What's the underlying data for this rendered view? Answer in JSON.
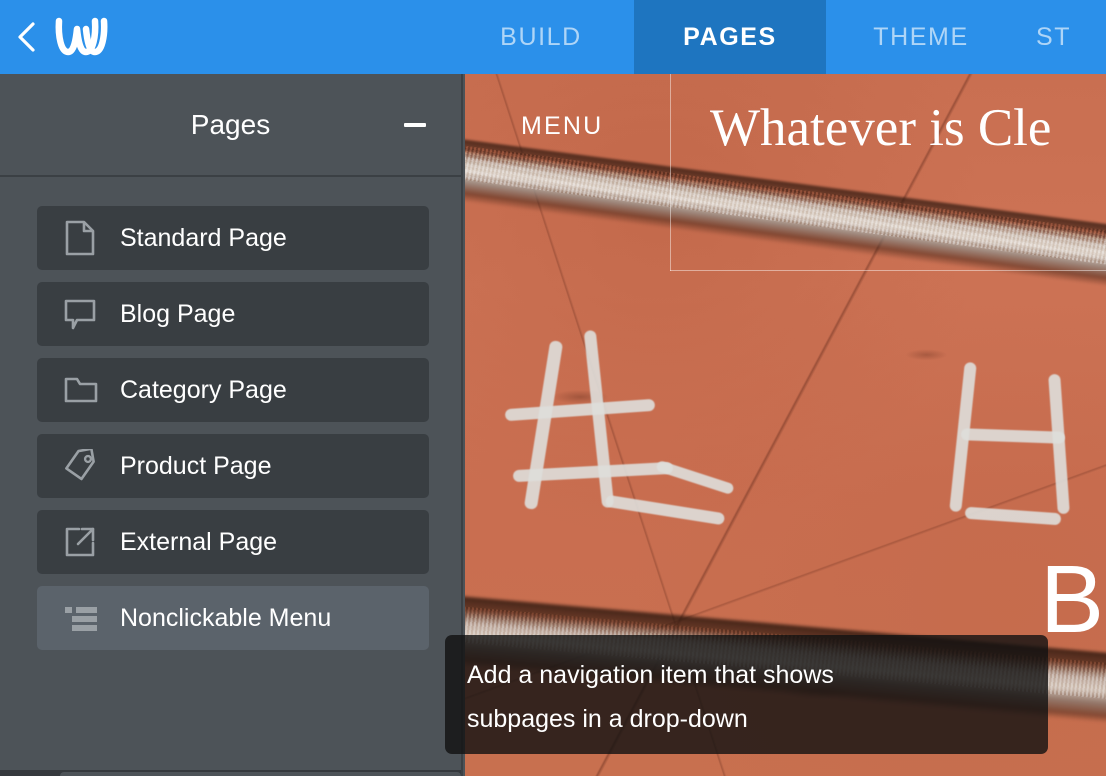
{
  "header": {
    "back_icon": "chevron-left-icon",
    "logo": "weebly-logo",
    "tabs": [
      {
        "label": "BUILD",
        "active": false
      },
      {
        "label": "PAGES",
        "active": true
      },
      {
        "label": "THEME",
        "active": false
      },
      {
        "label": "ST",
        "active": false
      }
    ],
    "brand_color": "#2b90ea",
    "active_tab_color": "#1e75c0"
  },
  "sidebar": {
    "title": "Pages",
    "collapse_icon": "minus-icon",
    "background_color": "#4d5358",
    "item_color": "#393e42",
    "item_hover_color": "#5b636b",
    "items": [
      {
        "label": "Standard Page",
        "icon": "document-icon",
        "hovered": false
      },
      {
        "label": "Blog Page",
        "icon": "speech-bubble-icon",
        "hovered": false
      },
      {
        "label": "Category Page",
        "icon": "folder-icon",
        "hovered": false
      },
      {
        "label": "Product Page",
        "icon": "tag-icon",
        "hovered": false
      },
      {
        "label": "External Page",
        "icon": "external-link-icon",
        "hovered": false
      },
      {
        "label": "Nonclickable Menu",
        "icon": "list-indent-icon",
        "hovered": true
      }
    ]
  },
  "tooltip": {
    "text": "Add a navigation item that shows\nsubpages in a drop-down"
  },
  "preview": {
    "menu_label": "MENU",
    "site_heading": "Whatever is Cle",
    "corner_letter": "B"
  }
}
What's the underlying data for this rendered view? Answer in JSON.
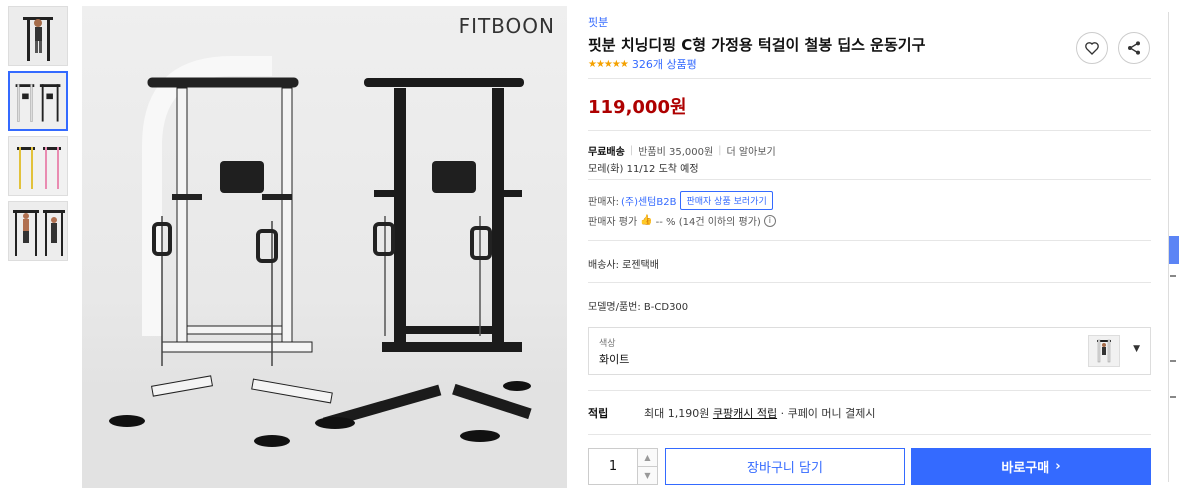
{
  "logo": "FITBOON",
  "product": {
    "brand": "핏분",
    "title": "핏분 치닝디핑 C형 가정용 턱걸이 철봉 딥스 운동기구",
    "rating_stars": 4.5,
    "review_count": "326개 상품평",
    "price": "119,000원"
  },
  "shipping": {
    "free_label": "무료배송",
    "return_fee": "반품비 35,000원",
    "more_link": "더 알아보기",
    "arrival": "모레(화) 11/12 도착 예정",
    "courier": "배송사: 로젠택배"
  },
  "seller": {
    "label": "판매자:",
    "name": "(주)센텀B2B",
    "more_button": "판매자 상품 보러가기",
    "rating_label": "판매자 평가",
    "rating_value": "-- % (14건 이하의 평가)"
  },
  "model": "모델명/품번: B-CD300",
  "option": {
    "label": "색상",
    "value": "화이트"
  },
  "points": {
    "label": "적립",
    "prefix": "최대 1,190원",
    "link": "쿠팡캐시 적립",
    "suffix": "· 쿠페이 머니 결제시"
  },
  "purchase": {
    "quantity": "1",
    "cart_button": "장바구니 담기",
    "buy_button": "바로구매"
  },
  "colors": {
    "accent": "#346aff",
    "price": "#ae0000",
    "star": "#f4a100"
  }
}
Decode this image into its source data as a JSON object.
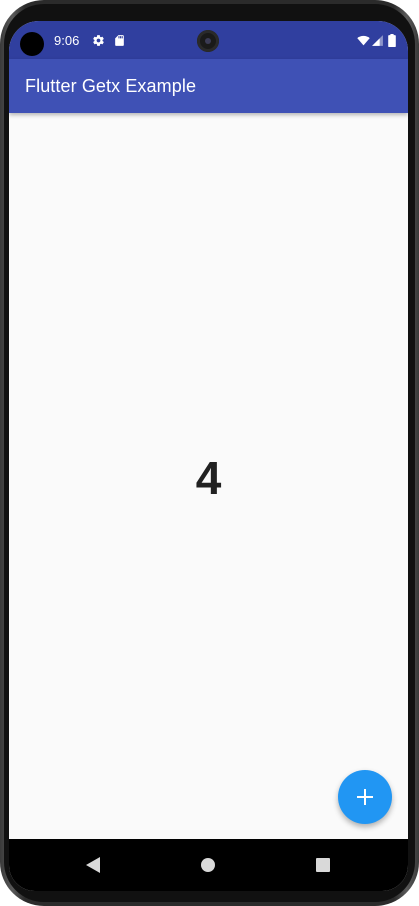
{
  "status_bar": {
    "time": "9:06",
    "color": "#303f9f",
    "left_icons": [
      "gear-icon",
      "sd-card-icon"
    ],
    "right_icons": [
      "wifi-icon",
      "signal-icon",
      "battery-icon"
    ]
  },
  "app_bar": {
    "title": "Flutter Getx Example",
    "color": "#3f51b5"
  },
  "counter": {
    "value": "4"
  },
  "fab": {
    "icon": "add-icon",
    "color": "#2196f3"
  },
  "nav_bar": {
    "buttons": [
      "back-icon",
      "home-icon",
      "recents-icon"
    ]
  }
}
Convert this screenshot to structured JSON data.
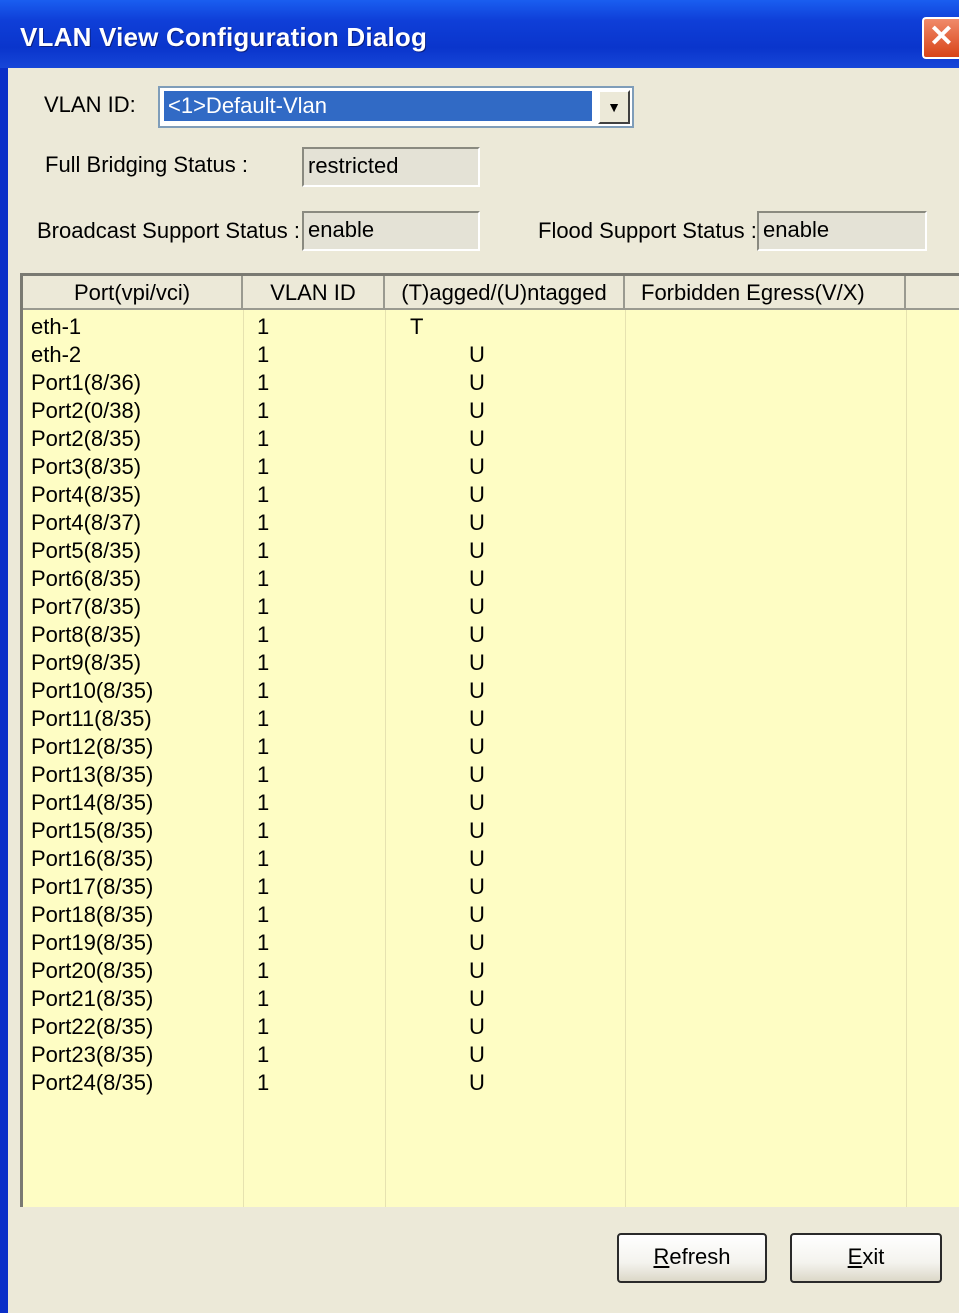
{
  "window": {
    "title": "VLAN View Configuration Dialog",
    "close_glyph": "✕"
  },
  "form": {
    "vlan_id_label": "VLAN ID:",
    "vlan_id_value": "<1>Default-Vlan",
    "full_bridging_label": "Full Bridging Status :",
    "full_bridging_value": "restricted",
    "broadcast_label": "Broadcast Support Status :",
    "broadcast_value": "enable",
    "flood_label": "Flood Support Status :",
    "flood_value": "enable"
  },
  "table": {
    "columns": [
      "Port(vpi/vci)",
      "VLAN ID",
      "(T)agged/(U)ntagged",
      "Forbidden Egress(V/X)"
    ],
    "rows": [
      [
        "eth-1",
        "1",
        "T",
        ""
      ],
      [
        "eth-2",
        "1",
        "U",
        ""
      ],
      [
        "Port1(8/36)",
        "1",
        "U",
        ""
      ],
      [
        "Port2(0/38)",
        "1",
        "U",
        ""
      ],
      [
        "Port2(8/35)",
        "1",
        "U",
        ""
      ],
      [
        "Port3(8/35)",
        "1",
        "U",
        ""
      ],
      [
        "Port4(8/35)",
        "1",
        "U",
        ""
      ],
      [
        "Port4(8/37)",
        "1",
        "U",
        ""
      ],
      [
        "Port5(8/35)",
        "1",
        "U",
        ""
      ],
      [
        "Port6(8/35)",
        "1",
        "U",
        ""
      ],
      [
        "Port7(8/35)",
        "1",
        "U",
        ""
      ],
      [
        "Port8(8/35)",
        "1",
        "U",
        ""
      ],
      [
        "Port9(8/35)",
        "1",
        "U",
        ""
      ],
      [
        "Port10(8/35)",
        "1",
        "U",
        ""
      ],
      [
        "Port11(8/35)",
        "1",
        "U",
        ""
      ],
      [
        "Port12(8/35)",
        "1",
        "U",
        ""
      ],
      [
        "Port13(8/35)",
        "1",
        "U",
        ""
      ],
      [
        "Port14(8/35)",
        "1",
        "U",
        ""
      ],
      [
        "Port15(8/35)",
        "1",
        "U",
        ""
      ],
      [
        "Port16(8/35)",
        "1",
        "U",
        ""
      ],
      [
        "Port17(8/35)",
        "1",
        "U",
        ""
      ],
      [
        "Port18(8/35)",
        "1",
        "U",
        ""
      ],
      [
        "Port19(8/35)",
        "1",
        "U",
        ""
      ],
      [
        "Port20(8/35)",
        "1",
        "U",
        ""
      ],
      [
        "Port21(8/35)",
        "1",
        "U",
        ""
      ],
      [
        "Port22(8/35)",
        "1",
        "U",
        ""
      ],
      [
        "Port23(8/35)",
        "1",
        "U",
        ""
      ],
      [
        "Port24(8/35)",
        "1",
        "U",
        ""
      ]
    ]
  },
  "buttons": {
    "refresh_mnemonic": "R",
    "refresh_rest": "efresh",
    "exit_mnemonic": "E",
    "exit_rest": "xit"
  }
}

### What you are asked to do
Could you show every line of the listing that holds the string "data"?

### Your response
What's the underlying data for this rendered view? Answer in JSON.
What's the underlying data for this rendered view? Answer in JSON.
Decode this image into its source data as a JSON object.
Convert this screenshot to structured JSON data.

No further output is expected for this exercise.